# Homework Help: Entropy change in an RC circuit

1. Jun 12, 2018

### yamata1

Hello,I would like some help for a problem
1. The problem statement, all variables and given/known data
Initially:At t=0
the cylindrical capacitor of capacitance $c=\frac{\epsilon s}{d}$ (d the distance between the 2 electrodes and s their surface; $\epsilon = \epsilon(T)$ is the dielectric permittivity) is discharged and we close the circuit and charge isothermally the cylindrical capacitor until it has a $c*v$ charge.
The current is $i=\frac{dq}{dt}$ and the voltage is v(t), the electric charge of the capacitor is $q(t)=c*v(t)$.
We have an RC circuit receiving work $W$ from a generator of voltage $v$ and energy $Q_{exchanged}$ from a thermal reservoir (thermostat) of $T_0$ Kelvin,the circuit has its entropy change$\Delta S_{in}$ during the charging.
We have $C_q$ the heat capacity for a constant charge q and $\lambda= \frac{qT \epsilon'}{\epsilon c}$ another coefficient in the equation :
$TdS_{in}= C_q dT + \lambda dq$ (1)

What is the entropy of the universe $\Delta S_{univ}$ equal to ?
Does $C_q$ depend on $q$ ?

2. Relevant equations
$\Delta S_{thermostat}=\frac{Q_{exchanged}}{T_0}$

3. The attempt at a solution
If we integrate $C_q$ over T ,I think q does appear in the formula for $C_q$ but it's not a variable I think.To find $\Delta S_{in}$ we divide the equation (1) by T then integrate $\frac{\lambda}{T}$ over q from 0 to q=cv.
$\Delta S_{univ}=\Delta S_{thermostat}+\Delta S_{in}$
I would like to know how to express $\Delta S_{thermostat}$ and it's sign. Thank you.

2. Jun 13, 2018

What physical physical picture you are trying to work with? That is, what phenomenon are you interested in? It seems you have the capacitor bathed in a temperature reservoir. Why?

3. Jun 13, 2018

### yamata1

I want to know how to express the entropy change , I think the entropy change of the universe is 0 but I'm not sure what the equation is.The RC circuit is getting heat from the reservoir and work from the generator,I'm guessing it's to make it a reversible process.

4. Jun 13, 2018

I am not sure, but I suspect you are confused. Ordinarily one does not consider heat when analyzing an RC circuit, and the capacitance of a capacitor does not vary much with temperature. I am not so sure that the net change in entropy of the universe is zero; For irreversible processes, entropy increases.

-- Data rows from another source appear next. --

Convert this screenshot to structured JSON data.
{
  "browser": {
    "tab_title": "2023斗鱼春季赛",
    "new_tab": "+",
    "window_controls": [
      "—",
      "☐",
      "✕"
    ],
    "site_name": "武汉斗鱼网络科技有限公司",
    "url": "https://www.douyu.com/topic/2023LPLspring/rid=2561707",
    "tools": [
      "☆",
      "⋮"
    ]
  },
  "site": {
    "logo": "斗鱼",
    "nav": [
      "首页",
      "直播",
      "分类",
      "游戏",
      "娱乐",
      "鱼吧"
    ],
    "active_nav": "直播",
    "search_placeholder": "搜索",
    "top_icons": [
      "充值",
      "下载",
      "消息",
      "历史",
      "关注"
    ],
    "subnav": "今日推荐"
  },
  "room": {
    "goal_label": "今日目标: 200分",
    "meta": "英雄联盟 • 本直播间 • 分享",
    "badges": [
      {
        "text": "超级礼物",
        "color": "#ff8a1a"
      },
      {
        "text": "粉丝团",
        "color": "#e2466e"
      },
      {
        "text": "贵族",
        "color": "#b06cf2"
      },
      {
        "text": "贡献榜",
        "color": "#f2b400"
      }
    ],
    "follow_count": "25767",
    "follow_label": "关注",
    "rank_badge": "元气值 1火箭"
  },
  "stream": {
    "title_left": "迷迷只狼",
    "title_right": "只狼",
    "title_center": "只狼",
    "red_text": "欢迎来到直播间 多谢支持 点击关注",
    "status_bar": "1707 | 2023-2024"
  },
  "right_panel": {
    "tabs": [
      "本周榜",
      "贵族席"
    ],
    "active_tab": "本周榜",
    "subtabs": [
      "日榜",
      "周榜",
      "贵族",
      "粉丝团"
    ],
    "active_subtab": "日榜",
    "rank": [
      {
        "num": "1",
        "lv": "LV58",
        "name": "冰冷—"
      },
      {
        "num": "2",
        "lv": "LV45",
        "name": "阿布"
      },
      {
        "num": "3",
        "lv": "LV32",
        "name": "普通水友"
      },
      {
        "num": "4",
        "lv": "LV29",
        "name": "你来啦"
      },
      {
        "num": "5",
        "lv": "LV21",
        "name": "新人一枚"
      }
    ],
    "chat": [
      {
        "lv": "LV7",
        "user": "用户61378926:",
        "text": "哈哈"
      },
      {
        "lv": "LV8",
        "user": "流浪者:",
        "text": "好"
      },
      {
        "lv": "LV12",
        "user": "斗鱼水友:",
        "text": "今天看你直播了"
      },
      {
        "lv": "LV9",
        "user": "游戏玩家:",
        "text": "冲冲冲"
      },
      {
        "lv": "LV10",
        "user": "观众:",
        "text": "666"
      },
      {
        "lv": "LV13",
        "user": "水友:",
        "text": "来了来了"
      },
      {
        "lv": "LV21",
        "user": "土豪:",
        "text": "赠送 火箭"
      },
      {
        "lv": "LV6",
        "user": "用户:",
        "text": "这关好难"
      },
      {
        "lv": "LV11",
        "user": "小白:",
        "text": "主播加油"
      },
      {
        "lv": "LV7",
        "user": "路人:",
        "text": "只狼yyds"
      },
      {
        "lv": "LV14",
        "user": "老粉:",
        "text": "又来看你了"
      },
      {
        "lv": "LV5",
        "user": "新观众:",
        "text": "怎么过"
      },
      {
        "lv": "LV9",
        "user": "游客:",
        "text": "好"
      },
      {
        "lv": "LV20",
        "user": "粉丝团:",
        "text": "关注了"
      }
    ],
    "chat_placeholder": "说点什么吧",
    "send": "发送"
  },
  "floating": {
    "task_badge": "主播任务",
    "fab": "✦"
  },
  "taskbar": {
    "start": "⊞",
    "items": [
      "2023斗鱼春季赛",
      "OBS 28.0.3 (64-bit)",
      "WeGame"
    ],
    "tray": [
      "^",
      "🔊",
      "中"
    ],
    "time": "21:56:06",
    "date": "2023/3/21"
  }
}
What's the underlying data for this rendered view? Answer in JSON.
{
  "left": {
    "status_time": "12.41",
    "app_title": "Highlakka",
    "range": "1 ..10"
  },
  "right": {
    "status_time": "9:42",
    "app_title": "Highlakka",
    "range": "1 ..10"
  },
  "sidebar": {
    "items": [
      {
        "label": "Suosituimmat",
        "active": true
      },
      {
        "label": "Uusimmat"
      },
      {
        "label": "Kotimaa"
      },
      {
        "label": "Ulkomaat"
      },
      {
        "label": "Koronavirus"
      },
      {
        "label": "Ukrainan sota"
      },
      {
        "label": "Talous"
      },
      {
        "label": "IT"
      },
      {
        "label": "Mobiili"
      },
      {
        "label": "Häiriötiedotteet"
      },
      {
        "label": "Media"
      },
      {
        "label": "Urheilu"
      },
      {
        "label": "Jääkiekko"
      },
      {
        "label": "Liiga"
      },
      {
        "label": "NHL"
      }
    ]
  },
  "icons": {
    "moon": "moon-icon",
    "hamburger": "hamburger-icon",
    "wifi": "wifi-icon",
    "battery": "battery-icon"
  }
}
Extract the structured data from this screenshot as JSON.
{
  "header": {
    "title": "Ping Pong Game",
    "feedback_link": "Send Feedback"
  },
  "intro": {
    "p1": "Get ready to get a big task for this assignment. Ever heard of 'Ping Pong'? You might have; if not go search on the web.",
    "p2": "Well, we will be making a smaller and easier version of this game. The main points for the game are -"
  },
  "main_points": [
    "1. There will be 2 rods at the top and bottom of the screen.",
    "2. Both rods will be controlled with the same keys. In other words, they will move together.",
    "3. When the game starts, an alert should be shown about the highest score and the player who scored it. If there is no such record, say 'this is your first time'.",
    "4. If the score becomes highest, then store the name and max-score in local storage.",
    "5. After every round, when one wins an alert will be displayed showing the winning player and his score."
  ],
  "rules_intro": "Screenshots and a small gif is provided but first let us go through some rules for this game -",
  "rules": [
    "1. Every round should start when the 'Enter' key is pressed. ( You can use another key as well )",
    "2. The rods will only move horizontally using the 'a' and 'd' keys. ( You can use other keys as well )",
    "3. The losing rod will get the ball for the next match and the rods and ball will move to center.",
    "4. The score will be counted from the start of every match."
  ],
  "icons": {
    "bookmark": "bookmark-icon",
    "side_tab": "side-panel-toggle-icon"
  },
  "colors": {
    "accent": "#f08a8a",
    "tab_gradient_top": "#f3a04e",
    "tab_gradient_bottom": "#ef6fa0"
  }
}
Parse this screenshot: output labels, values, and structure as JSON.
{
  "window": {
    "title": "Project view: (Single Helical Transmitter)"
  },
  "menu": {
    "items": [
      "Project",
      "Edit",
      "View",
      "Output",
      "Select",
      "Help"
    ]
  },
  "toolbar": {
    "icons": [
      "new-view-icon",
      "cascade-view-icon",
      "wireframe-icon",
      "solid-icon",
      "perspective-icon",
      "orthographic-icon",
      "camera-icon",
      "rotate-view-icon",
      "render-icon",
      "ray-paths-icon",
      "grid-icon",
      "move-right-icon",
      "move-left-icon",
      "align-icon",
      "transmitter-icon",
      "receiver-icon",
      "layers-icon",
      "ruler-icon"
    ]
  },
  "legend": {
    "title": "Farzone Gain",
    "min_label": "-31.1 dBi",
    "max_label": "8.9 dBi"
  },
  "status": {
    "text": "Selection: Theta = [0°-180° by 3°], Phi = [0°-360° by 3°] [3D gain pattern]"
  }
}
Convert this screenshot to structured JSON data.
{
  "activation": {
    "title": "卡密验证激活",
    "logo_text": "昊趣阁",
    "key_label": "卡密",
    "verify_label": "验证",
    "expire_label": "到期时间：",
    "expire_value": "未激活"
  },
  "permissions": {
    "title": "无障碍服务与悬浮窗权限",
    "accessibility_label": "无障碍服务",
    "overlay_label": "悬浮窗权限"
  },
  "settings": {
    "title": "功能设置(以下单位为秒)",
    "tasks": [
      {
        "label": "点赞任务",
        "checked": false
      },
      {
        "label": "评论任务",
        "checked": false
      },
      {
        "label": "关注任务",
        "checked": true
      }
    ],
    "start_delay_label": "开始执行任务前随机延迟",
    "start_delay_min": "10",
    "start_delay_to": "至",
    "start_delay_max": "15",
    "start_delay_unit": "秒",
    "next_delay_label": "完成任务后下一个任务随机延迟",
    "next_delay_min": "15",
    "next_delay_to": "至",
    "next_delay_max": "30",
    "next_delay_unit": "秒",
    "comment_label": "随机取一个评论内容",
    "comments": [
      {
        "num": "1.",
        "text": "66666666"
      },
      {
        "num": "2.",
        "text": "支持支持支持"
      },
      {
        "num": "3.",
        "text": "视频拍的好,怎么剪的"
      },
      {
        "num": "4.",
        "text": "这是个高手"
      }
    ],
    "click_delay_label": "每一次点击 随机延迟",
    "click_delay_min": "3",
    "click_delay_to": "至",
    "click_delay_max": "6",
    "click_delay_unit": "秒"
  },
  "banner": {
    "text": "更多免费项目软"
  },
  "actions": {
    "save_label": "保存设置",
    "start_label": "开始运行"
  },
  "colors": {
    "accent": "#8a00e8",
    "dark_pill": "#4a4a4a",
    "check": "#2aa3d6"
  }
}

Generally the flow of current through a circuit with resistance is not a reversible process. The resistors give off heat but never absorb heat.

5. Jun 14, 2018

### rude man

This is pretty advanced thermodynamics. I can only give you some ideas:
Since the capacitor is being charged isothermally, dT = 0 and you are left with dS = $\lambda dq$/T = (ε'/εc)q dq. You didn't say what ε' and c are. But your eq. (1) is of course a form of the Maxwell "2nd T dS equation" so there must exist a coefficient representing the change of polarization with T ( related by the state equation). So maybe ε' = dε/dT and ΔSdielectric = (ε'/εc) q dq from q=0 to q = Cv.
Then the total change in entropy of the universe is just ΔSdielectric - ΔSthermostat.

Sorry, not very definite; hope others will do better.

6. Jun 14, 2018

### yamata1

I think I have an explanation :

The generator gives the system {resitance,capacitor} the electric energy :

The capacitor charges itself by en absorbing half ( the work $W=\int vdq$). The difference represents the lost energy through the Joule effect :

This energy is received through heat by the heat reservoir at fixed temperature ,which increases the entropy by :

Accouting for the resistance, we have :
$$\Delta S_{univ}=\frac{\varepsilon'}{2\varepsilon.c}\cdot q_{f}^{2}-\frac{\varepsilon'}{2\varepsilon.c}\cdot q_{f}^{2}+\frac{q_{f}^{2}}{2c.T_{0}}=\frac{q_{f}^{2}}{2c.T_{0}}$$

there is a creation of entropy caused by the Joulet effect which is an irreversible phenomenon as Gene Naden wrote
.
The power received by the heat reservoir is the power produced by the Joule effect :